WORK TO BE COMPLETED |
How many lines in the material below contain the word "title"? Write only the number.

BEGIN

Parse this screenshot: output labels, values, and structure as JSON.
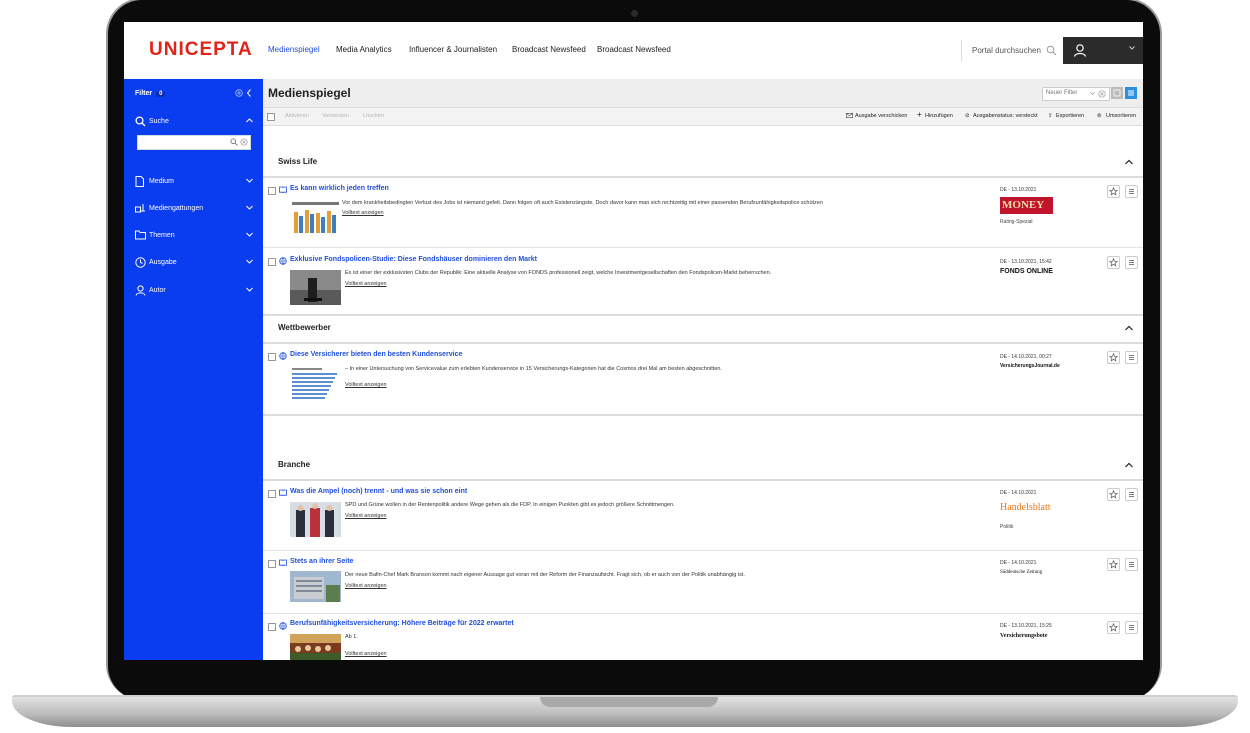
{
  "app": {
    "logo": "UNICEPTA",
    "nav": [
      "Medienspiegel",
      "Media Analytics",
      "Influencer & Journalisten",
      "Broadcast Newsfeed",
      "Broadcast Newsfeed"
    ],
    "active_nav": "Medienspiegel",
    "search_placeholder": "Portal durchsuchen"
  },
  "sidebar": {
    "filter_label": "Filter",
    "filter_count": "0",
    "search_label": "Suche",
    "items": [
      "Medium",
      "Mediengattungen",
      "Themen",
      "Ausgabe",
      "Autor"
    ]
  },
  "main": {
    "title": "Medienspiegel",
    "filter_placeholder": "Neuer Filter",
    "toolbar_disabled": [
      "Aktivieren",
      "Verstecken",
      "Löschen"
    ],
    "toolbar_enabled": [
      "Ausgabe verschicken",
      "Hinzufügen",
      "Ausgabenstatus: versteckt",
      "Exportieren",
      "Umsortieren"
    ]
  },
  "sections": [
    {
      "name": "Swiss Life"
    },
    {
      "name": "Wettbewerber"
    },
    {
      "name": "Branche"
    }
  ],
  "articles": [
    {
      "title": "Es kann wirklich jeden treffen",
      "text": "Vor dem krankheitsbedingten Verlust des Jobs ist niemand gefeit. Dann folgen oft auch Existenzängste. Doch davor kann man sich rechtzeitig mit einer passenden Berufsunfähigkeitspolice schützen",
      "link": "Volltext anzeigen",
      "meta": "DE - 13.10.2021",
      "sub": "Rating-Spezial",
      "publication": "MONEY"
    },
    {
      "title": "Exklusive Fondspolicen-Studie: Diese Fondshäuser dominieren den Markt",
      "text": "Es ist einer der exklusivsten Clubs der Republik: Eine aktuelle Analyse von FONDS professionell zeigt, welche Investmentgesellschaften den Fondspolicen-Markt beherrschen.",
      "link": "Volltext anzeigen",
      "meta": "DE - 13.10.2021, 15:42",
      "sub": "",
      "publication": "FONDS ONLINE"
    },
    {
      "title": "Diese Versicherer bieten den besten Kundenservice",
      "text": "– In einer Untersuchung von Servicevalue zum erlebten Kundenservice in 15 Versicherungs-Kategorien hat die Cosmos drei Mal am besten abgeschnitten.",
      "link": "Volltext anzeigen",
      "meta": "DE - 14.10.2021, 00:27",
      "sub": "",
      "publication": "VersicherungsJournal.de"
    },
    {
      "title": "Was die Ampel (noch) trennt - und was sie schon eint",
      "text": "SPD und Grüne wollen in der Rentenpolitik andere Wege gehen als die FDP. In einigen Punkten gibt es jedoch größere Schnittmengen.",
      "link": "Volltext anzeigen",
      "meta": "DE - 14.10.2021",
      "sub": "Politik",
      "publication": "Handelsblatt"
    },
    {
      "title": "Stets an ihrer Seite",
      "text": "Der neue Bafin-Chef Mark Branson kommt nach eigener Aussage gut voran mit der Reform der Finanzaufsicht. Fragt sich, ob er auch von der Politik unabhängig ist.",
      "link": "Volltext anzeigen",
      "meta": "DE - 14.10.2021",
      "sub": "",
      "publication": "Süddeutsche Zeitung"
    },
    {
      "title": "Berufsunfähigkeitsversicherung: Höhere Beiträge für 2022 erwartet",
      "text": "Ab 1.",
      "link": "Volltext anzeigen",
      "meta": "DE - 13.10.2021, 15:25",
      "sub": "",
      "publication": "Versicherungsbote"
    }
  ],
  "colors": {
    "brand_red": "#e2231a",
    "sidebar_blue": "#0a3cf0",
    "link_blue": "#1f4fe0"
  }
}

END

TASK OUTPUT |
7